a) Most men don't sew and not enough do to make mens patterns profitable (i.e., supply and demand);
b) Most men don't follow fashion, plus mens clothes don't really change much from decade to decade (let alone year to year); and...
c) Men's tailored clothes require sewing and tailoring skills (and tools) that very few home sewers ever acquire (or have access to).
So it's mainly scrubs, pajamas, and fleece for us.
The late 60's and 70's were an exception. A lot of mens patterns were printed and they can still be found today, often uncut and like new. From this period of plenty, there is one pattern company that stands above the rest, and that is Butterick. Sometime during the 70's, Butterick added the tagline "The Fashion One." Once you start paying attention, you will notice that many of these patterns are fashion-forward and sexy and, despite being forty years old, hold lots of possibilities for contemporary sewers
All the pattern companies were putting out more body-conscious clothes during this period -- bold-patterned leisure suits and bum-hugging disco pants. But Butterick did it with more style. The illustrations were often provocative and, in my opinion, openly courted the "queer eye."
Think men's swimsuit patterns are boring and sexless? How about this number for your next South Beach vacation?
Want stylish separates seemingly inspired by The Mary Tyler Moore Show? Try these!
Attending a Boys in the Band theme party? Try this floor-length caftan cut up to here!
What happened to Butterick, you might ask?

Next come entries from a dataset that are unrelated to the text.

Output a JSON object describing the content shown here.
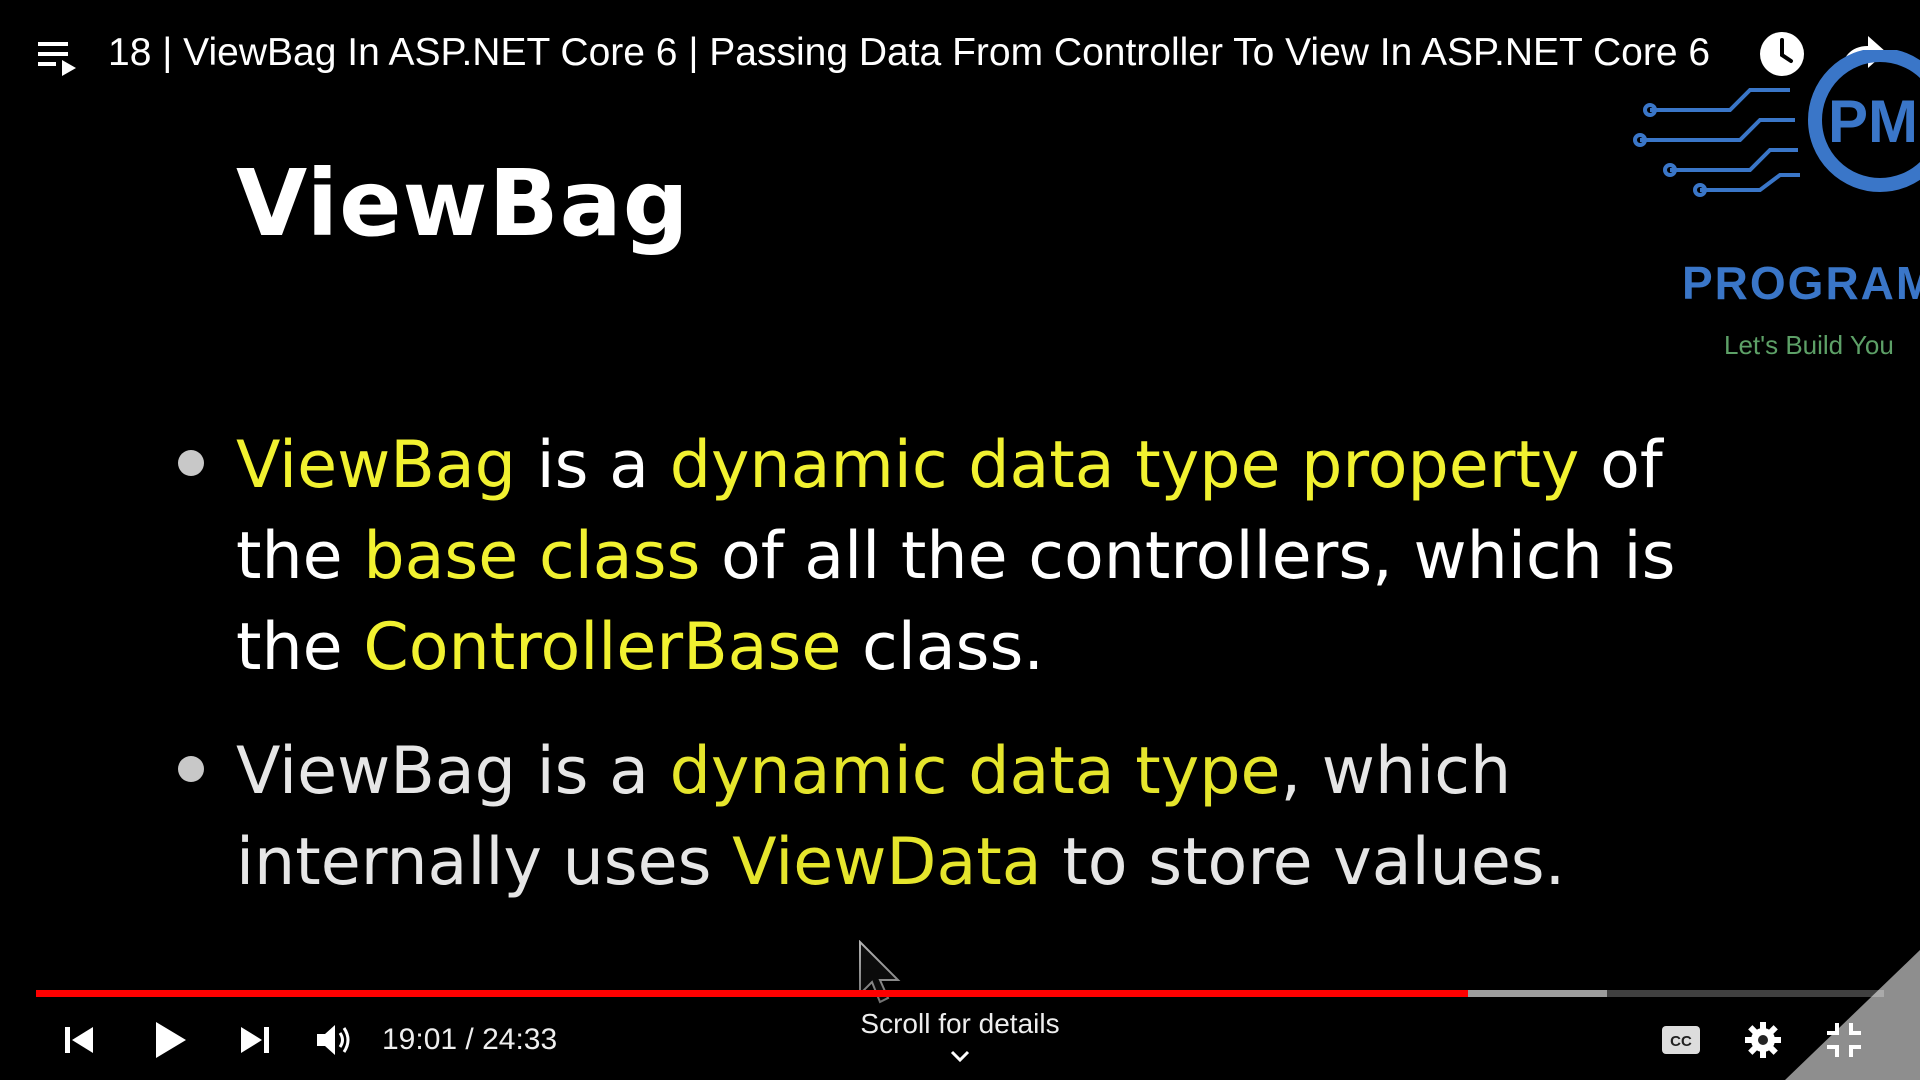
{
  "header": {
    "title": "18 | ViewBag In ASP.NET Core 6 | Passing Data From Controller To View In ASP.NET Core 6",
    "playlist_icon": "playlist-icon",
    "watch_later_icon": "clock-icon",
    "share_icon": "share-arrow-icon"
  },
  "channel_logo": {
    "monogram": "PM",
    "name": "PROGRAM",
    "tagline": "Let's Build You",
    "accent": "#3a76c8",
    "tagline_color": "#5da067"
  },
  "slide": {
    "title": "ViewBag",
    "bullets": [
      {
        "parts": [
          {
            "text": "ViewBag",
            "highlight": true
          },
          {
            "text": " is a ",
            "highlight": false
          },
          {
            "text": "dynamic data type property",
            "highlight": true
          },
          {
            "text": " of the ",
            "highlight": false
          },
          {
            "text": "base class",
            "highlight": true
          },
          {
            "text": " of all the controllers, which is the ",
            "highlight": false
          },
          {
            "text": "ControllerBase",
            "highlight": true
          },
          {
            "text": " class.",
            "highlight": false
          }
        ]
      },
      {
        "parts": [
          {
            "text": "ViewBag is a ",
            "highlight": false
          },
          {
            "text": "dynamic data type",
            "highlight": true
          },
          {
            "text": ", which internally uses ",
            "highlight": false
          },
          {
            "text": "ViewData",
            "highlight": true
          },
          {
            "text": " to store values.",
            "highlight": false
          }
        ]
      }
    ],
    "highlight_color": "#f1f130"
  },
  "player": {
    "current_time": "19:01",
    "duration": "24:33",
    "time_label": "19:01 / 24:33",
    "progress_fraction": 0.775,
    "buffered_fraction": 0.85,
    "scroll_hint": "Scroll for details",
    "progress_color": "#ff0000",
    "icons": [
      "previous-icon",
      "play-icon",
      "next-icon",
      "volume-icon",
      "cc-icon",
      "settings-gear-icon",
      "exit-fullscreen-icon"
    ]
  }
}
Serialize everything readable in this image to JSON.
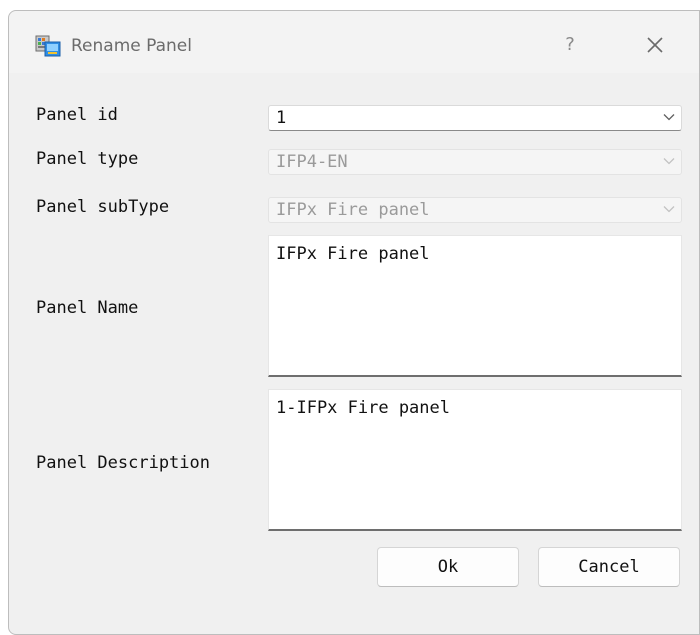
{
  "window": {
    "title": "Rename Panel",
    "help_label": "?",
    "app_icon": "panel-app-icon",
    "close_icon": "close-icon"
  },
  "form": {
    "panel_id": {
      "label": "Panel id",
      "value": "1",
      "enabled": true
    },
    "panel_type": {
      "label": "Panel type",
      "value": "IFP4-EN",
      "enabled": false
    },
    "panel_subtype": {
      "label": "Panel subType",
      "value": "IFPx Fire panel",
      "enabled": false
    },
    "panel_name": {
      "label": "Panel Name",
      "value": "IFPx Fire panel"
    },
    "panel_description": {
      "label": "Panel Description",
      "value": "1-IFPx Fire panel"
    }
  },
  "buttons": {
    "ok_label": "Ok",
    "cancel_label": "Cancel"
  },
  "colors": {
    "dialog_bg": "#f0f0f0",
    "disabled_text": "#9a9a9a",
    "title_text": "#6b6b6b"
  }
}
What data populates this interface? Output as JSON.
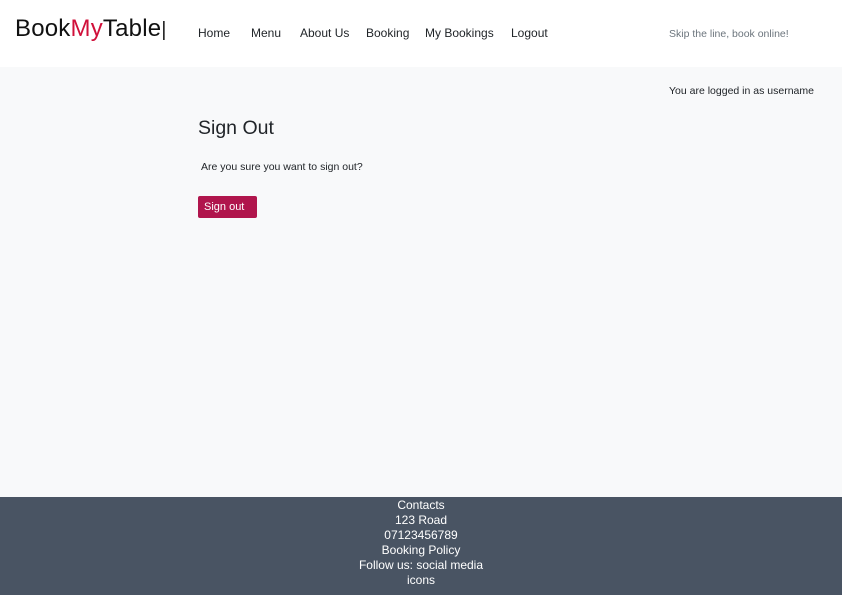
{
  "header": {
    "brand": {
      "part1": "Book",
      "part2": "My",
      "part3": "Table",
      "separator": "|"
    },
    "nav": [
      {
        "label": "Home"
      },
      {
        "label": "Menu"
      },
      {
        "label": "About Us"
      },
      {
        "label": "Booking"
      },
      {
        "label": "My Bookings"
      },
      {
        "label": "Logout"
      }
    ],
    "tagline": "Skip the line, book online!"
  },
  "main": {
    "login_status": "You are logged in as username",
    "title": "Sign Out",
    "confirm_text": "Are you sure you want to sign out?",
    "signout_label": "Sign out"
  },
  "footer": {
    "contacts": "Contacts",
    "address": "123 Road",
    "phone": "07123456789",
    "policy": "Booking Policy",
    "social": "Follow us: social media icons"
  },
  "colors": {
    "brand_accent": "#d0103a",
    "button": "#b0154c",
    "footer_bg": "#495463",
    "page_bg": "#f8f9fa"
  }
}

How did we go from "The Fashion One" to total blandness?
My hunch is that the more flamboyant patterns didn't sell very well and the target customer changed: more Main Street, less Christopher Street. Perhaps a few heads rolled at the company too.
It's sad, really, because while there aren't a lot of male sewers out there, we that do sew already have all the bowling shirts we need.
I encourage guys -- and the women who sew for them -- to explore the wonderful world of vintage patterns, particularly those groovy old Buttericks. They're not always available at all times in every size, but they do show up frequently on eBay and Etsy.
If more men sewed, things could change, of course. But the investment it takes to create and market patterns, and the accommodations that must be made to common-denominator tastes and fit, make it very unlikely we'll be able to stitch up high fashion for ourselves any time soon.
|Hermes, Spring/Summer 2013: You have a year!|
Be creative and don't give up.
You can read more about the dearth -- but not death! -- of mens sewing patterns here, here, and here.
You can see more vintage Butterick patterns here.
Happy 4th of July, everybody!